This has been a difficult time for the students studying journalism at Medill. They have been under attack for merely doing what we encourage journalists to do: ask questions and write stories that illuminate the Northwestern/Evanston experience for anyone who might be interested in our community. Have they made mistakes? Most assuredly. They are students learning the craft. But I firmly maintain that our students do not act with malice aforethought. By and large, they want to do the right thing and reflect the community accurately.
So to our student activists, I say let’s have a dialogue about what journalism is and what you might expect when you hold a protest in a public setting. Feel free to critique the coverage. That’s what The Daily’s opinion pages are for. Better yet, join the staff. The Daily is not and should not be the lone provenance of Medill students. I assure you, your input would be welcomed. But waging war on our students on social media — threatening them both physically and emotionally — is beyond the pale. Our community deserves a more civil level of discourse.
And to the swarm of alums and journalists who are outraged about The Daily editorial and have been equally rancorous in their condemnation of our students on social media, I say, give the young people a break. I know you feel that you were made of sterner stuff and would have the fortitude and courage of your conviction to fend off the campus critics. But you are not living with them through this firestorm, facing the brutal onslaught of venom and hostility that has been directed their way on weaponized social media. Don’t make judgments about them or their mettle until you’ve walked in their shoes. What they need at this moment is our support and the encouragement to stay the course.

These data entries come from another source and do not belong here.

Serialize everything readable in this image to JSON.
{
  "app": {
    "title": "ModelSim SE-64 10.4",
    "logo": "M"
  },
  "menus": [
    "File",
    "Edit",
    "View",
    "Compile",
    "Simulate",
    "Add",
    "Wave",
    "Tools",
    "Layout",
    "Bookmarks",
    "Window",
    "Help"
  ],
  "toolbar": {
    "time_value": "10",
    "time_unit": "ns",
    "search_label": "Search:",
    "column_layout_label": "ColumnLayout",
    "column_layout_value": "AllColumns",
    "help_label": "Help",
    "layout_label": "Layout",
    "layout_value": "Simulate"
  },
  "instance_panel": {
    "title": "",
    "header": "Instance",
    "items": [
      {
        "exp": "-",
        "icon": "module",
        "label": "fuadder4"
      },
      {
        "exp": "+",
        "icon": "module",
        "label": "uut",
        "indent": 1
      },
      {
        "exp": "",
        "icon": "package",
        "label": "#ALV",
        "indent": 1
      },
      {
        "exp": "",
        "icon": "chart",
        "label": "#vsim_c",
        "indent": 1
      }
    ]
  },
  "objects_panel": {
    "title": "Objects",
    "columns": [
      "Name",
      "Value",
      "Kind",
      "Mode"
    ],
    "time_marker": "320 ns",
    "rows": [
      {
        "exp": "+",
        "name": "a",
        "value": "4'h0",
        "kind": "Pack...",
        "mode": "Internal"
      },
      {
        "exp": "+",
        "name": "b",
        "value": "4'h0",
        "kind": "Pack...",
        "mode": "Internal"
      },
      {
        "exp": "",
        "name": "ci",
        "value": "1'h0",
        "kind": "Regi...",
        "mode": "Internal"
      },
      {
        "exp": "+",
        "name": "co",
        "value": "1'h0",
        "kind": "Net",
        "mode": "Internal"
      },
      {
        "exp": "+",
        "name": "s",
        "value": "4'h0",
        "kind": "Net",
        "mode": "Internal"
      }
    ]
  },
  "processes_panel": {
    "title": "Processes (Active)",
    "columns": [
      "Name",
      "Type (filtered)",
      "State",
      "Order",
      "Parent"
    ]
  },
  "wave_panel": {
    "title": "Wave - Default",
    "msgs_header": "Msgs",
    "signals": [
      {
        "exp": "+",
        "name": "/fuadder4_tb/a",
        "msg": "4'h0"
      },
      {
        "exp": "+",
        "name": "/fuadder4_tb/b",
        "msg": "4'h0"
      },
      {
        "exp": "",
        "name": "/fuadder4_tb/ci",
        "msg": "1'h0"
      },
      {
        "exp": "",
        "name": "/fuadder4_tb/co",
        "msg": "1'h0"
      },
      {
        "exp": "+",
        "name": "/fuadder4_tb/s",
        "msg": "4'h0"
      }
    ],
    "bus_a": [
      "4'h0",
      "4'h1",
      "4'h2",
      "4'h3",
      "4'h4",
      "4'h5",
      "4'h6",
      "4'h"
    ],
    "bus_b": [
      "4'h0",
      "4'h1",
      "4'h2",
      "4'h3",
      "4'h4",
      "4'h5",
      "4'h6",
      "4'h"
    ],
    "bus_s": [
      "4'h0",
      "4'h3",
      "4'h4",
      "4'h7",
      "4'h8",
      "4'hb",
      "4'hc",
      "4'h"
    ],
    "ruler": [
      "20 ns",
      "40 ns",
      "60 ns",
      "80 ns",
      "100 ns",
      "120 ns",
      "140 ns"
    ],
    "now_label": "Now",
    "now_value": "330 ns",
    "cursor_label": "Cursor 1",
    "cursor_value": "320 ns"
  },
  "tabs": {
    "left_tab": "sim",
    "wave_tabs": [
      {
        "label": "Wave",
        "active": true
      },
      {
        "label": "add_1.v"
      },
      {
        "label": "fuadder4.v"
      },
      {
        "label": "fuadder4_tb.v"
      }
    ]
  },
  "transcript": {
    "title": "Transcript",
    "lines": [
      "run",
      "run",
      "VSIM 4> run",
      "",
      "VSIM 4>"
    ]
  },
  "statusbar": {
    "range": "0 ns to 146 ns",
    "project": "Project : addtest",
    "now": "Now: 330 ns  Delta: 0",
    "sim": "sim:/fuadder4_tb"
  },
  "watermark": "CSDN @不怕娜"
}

Journalism is under assault in a variety of spheres. But my hope is that we at Northwestern can model ways in which a community can promote freedom of the press while also demonstrating how we conduct healthy and respectful debate. I would be happy to do my part to facilitate that dialogue.